So by the time she became Aretha the powerhouse, she’d already bolted across the boundaries of the church to launch a lukewarm career in jazz before becoming the world wonder of soul, R&B and pop. The saints in the church lambasted her for crossing over and accused her of leaving the house and will of God to indulge the sins of secular music, but her famous father reminded folks, “She never left the church.”
In a number of ways, the exhibition “Spirit in the Dark” echoes the duality and dexterity of the formidable Spirit in the Dark album and its title track.
“When Aretha Franklin produced her album, the nation was going through a hard time. She was going through a hard time in her own life. She felt the spirit, this unseen hand that was guiding her even in that moment of darkness—I think that really speaks to our time too,” says Williams.
“There’s a lot of darkness in our world right now, and this idea of something that guides us through darkness to bring us to another moment of light, I thought was very powerful. Of course, I’m working from a multireligious kind of understanding, so whether it’s human spirit, ancestral spirit, the Holy Spirit or a spirit of optimism, there’s something that carries us to another moment of light during dark times.
”With crucial support from the Lilly Endowment Inc., “Spirit in the Dark” opened in the Earl W. and Amanda Stafford Center for African American Media Arts gallery in November 2022 and will be available for public viewing until November this year.
Visitors can also listen to a curated playlist of music by artists included in the exhibition and experience the visuals virtually with a Searchable Museum and in a new book Movements, Motions, Moments: Photographs of Religion and Spirituality from the National Museum of African American History and Culture, featuring visionary photographers like James Van Der Zee, Lola Flash, Chester Higgins and Jeanne Moutoussamy-Ashe.
In person, the space that holds “Spirit in the Dark” also holds an energy, something like an edgy reverence, that doesn’t mind questions and challenges, just like the culturally significant figures featured in the exhibition didn’t mind bridging the worlds that mattered most to them.

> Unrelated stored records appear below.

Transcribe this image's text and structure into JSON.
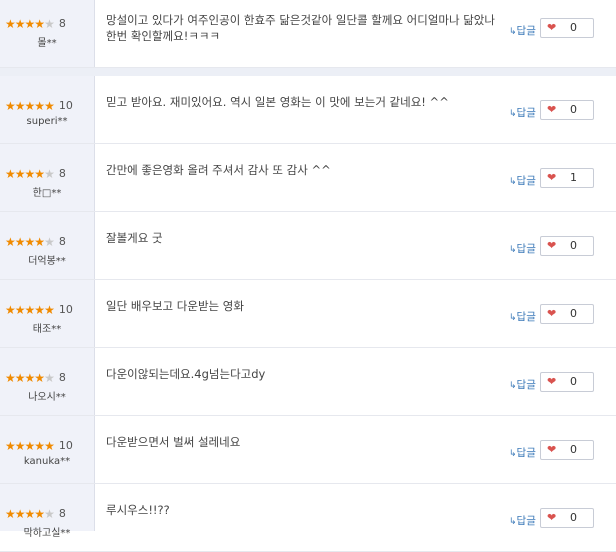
{
  "reply_label": "답글",
  "colors": {
    "star": "#f08a00",
    "star_empty": "#c9c9c9",
    "reply": "#3a78b8",
    "heart": "#d9534f"
  },
  "reviews": [
    {
      "stars": 4,
      "score": "8",
      "user": "몰**",
      "comment": "망설이고 있다가 여주인공이 한효주 닮은것같아 일단콜 할께요 어디얼마나 닮았나 한번 확인할께요!ㅋㅋㅋ",
      "likes": "0"
    },
    {
      "stars": 5,
      "score": "10",
      "user": "superi**",
      "comment": "믿고 받아요. 재미있어요. 역시 일본 영화는 이 맛에 보는거 같네요! ^^",
      "likes": "0"
    },
    {
      "stars": 4,
      "score": "8",
      "user": "한□**",
      "comment": "간만에 좋은영화 올려 주셔서 감사 또 감사 ^^",
      "likes": "1"
    },
    {
      "stars": 4,
      "score": "8",
      "user": "더억봉**",
      "comment": "잘볼게요 굿",
      "likes": "0"
    },
    {
      "stars": 5,
      "score": "10",
      "user": "태조**",
      "comment": "일단 배우보고 다운받는 영화",
      "likes": "0"
    },
    {
      "stars": 4,
      "score": "8",
      "user": "나오시**",
      "comment": "다운이않되는데요.4g넘는다고dy",
      "likes": "0"
    },
    {
      "stars": 5,
      "score": "10",
      "user": "kanuka**",
      "comment": "다운받으면서 벌써 설레네요",
      "likes": "0"
    },
    {
      "stars": 4,
      "score": "8",
      "user": "막하고실**",
      "comment": "루시우스!!??",
      "likes": "0"
    }
  ]
}
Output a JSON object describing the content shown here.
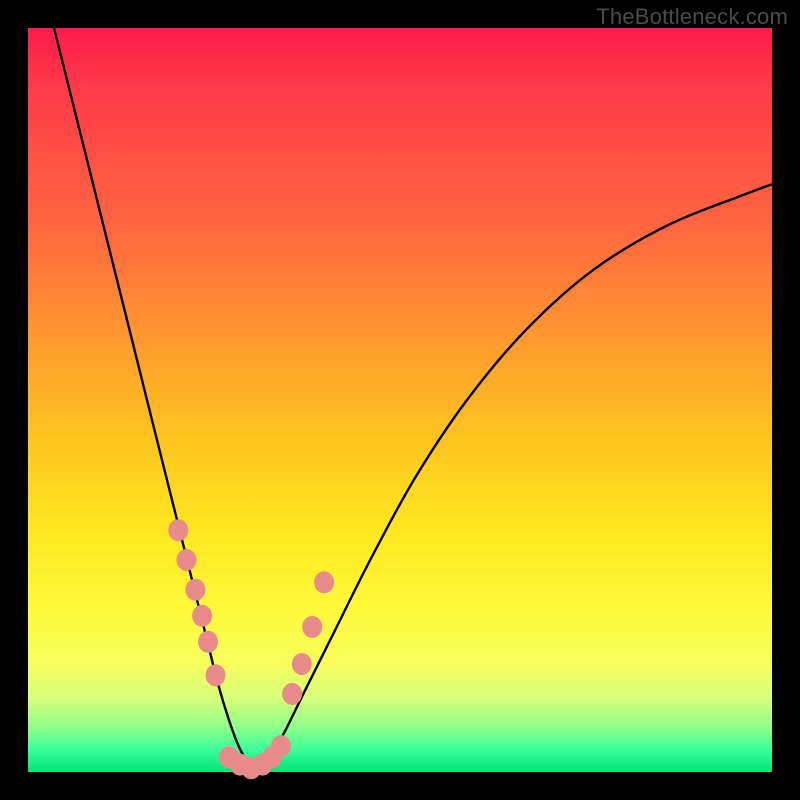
{
  "watermark": "TheBottleneck.com",
  "chart_data": {
    "type": "line",
    "title": "",
    "xlabel": "",
    "ylabel": "",
    "xlim": [
      0,
      1
    ],
    "ylim": [
      0,
      1
    ],
    "description": "V-shaped bottleneck curve over a vertical color gradient (red=high bottleneck at top, green=no bottleneck at bottom). Both axes unlabeled; values are normalized 0–1.",
    "series": [
      {
        "name": "bottleneck-curve",
        "x": [
          0.035,
          0.07,
          0.1,
          0.13,
          0.16,
          0.185,
          0.205,
          0.225,
          0.24,
          0.255,
          0.27,
          0.283,
          0.295,
          0.3,
          0.315,
          0.34,
          0.37,
          0.41,
          0.46,
          0.52,
          0.59,
          0.67,
          0.76,
          0.86,
          0.96,
          1.0
        ],
        "y": [
          1.0,
          0.86,
          0.74,
          0.62,
          0.5,
          0.4,
          0.32,
          0.24,
          0.18,
          0.12,
          0.07,
          0.035,
          0.012,
          0.0,
          0.012,
          0.045,
          0.105,
          0.185,
          0.285,
          0.395,
          0.5,
          0.595,
          0.675,
          0.735,
          0.775,
          0.79
        ]
      },
      {
        "name": "markers-left",
        "x": [
          0.202,
          0.213,
          0.225,
          0.234,
          0.242,
          0.252
        ],
        "y": [
          0.325,
          0.285,
          0.245,
          0.21,
          0.175,
          0.13
        ]
      },
      {
        "name": "markers-right",
        "x": [
          0.355,
          0.368,
          0.382,
          0.398
        ],
        "y": [
          0.105,
          0.145,
          0.195,
          0.255
        ]
      },
      {
        "name": "markers-bottom",
        "x": [
          0.27,
          0.285,
          0.3,
          0.315,
          0.328,
          0.34
        ],
        "y": [
          0.02,
          0.01,
          0.005,
          0.01,
          0.02,
          0.035
        ]
      }
    ],
    "marker_color": "#e98b8b",
    "curve_color": "#000000",
    "gradient_stops": [
      {
        "pos": 0.0,
        "color": "#ff1a4a"
      },
      {
        "pos": 0.28,
        "color": "#ff6a3f"
      },
      {
        "pos": 0.55,
        "color": "#ffc420"
      },
      {
        "pos": 0.78,
        "color": "#fff93a"
      },
      {
        "pos": 0.94,
        "color": "#8fff8a"
      },
      {
        "pos": 1.0,
        "color": "#00e37a"
      }
    ]
  }
}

“We talk a lot about the decline of institutional religion, but that doesn’t equate to the decline of religion. We haven’t been able to account for the transformation of religion and different religious practices, because religion is being transformed,” Williams explains.
“It’s being practiced in places once perceived as dark. People are borrowing from different traditions and creating new religious expressions, finding different forms of religious community, and not in the brick-and-mortar that our grandparents took us to. It’s dynamic. It was dynamic then, and it’s dynamic now.”
“Spirit in the Dark: Religion in Black Music, Activism and Popular Culture,” is on view in the Earl W. and Amanda Stafford Center for African American Media Arts gallery at NMAAHC through November 2023. The new volume Movements, Motions, Moments offers a visual accompaniment to the exhibition.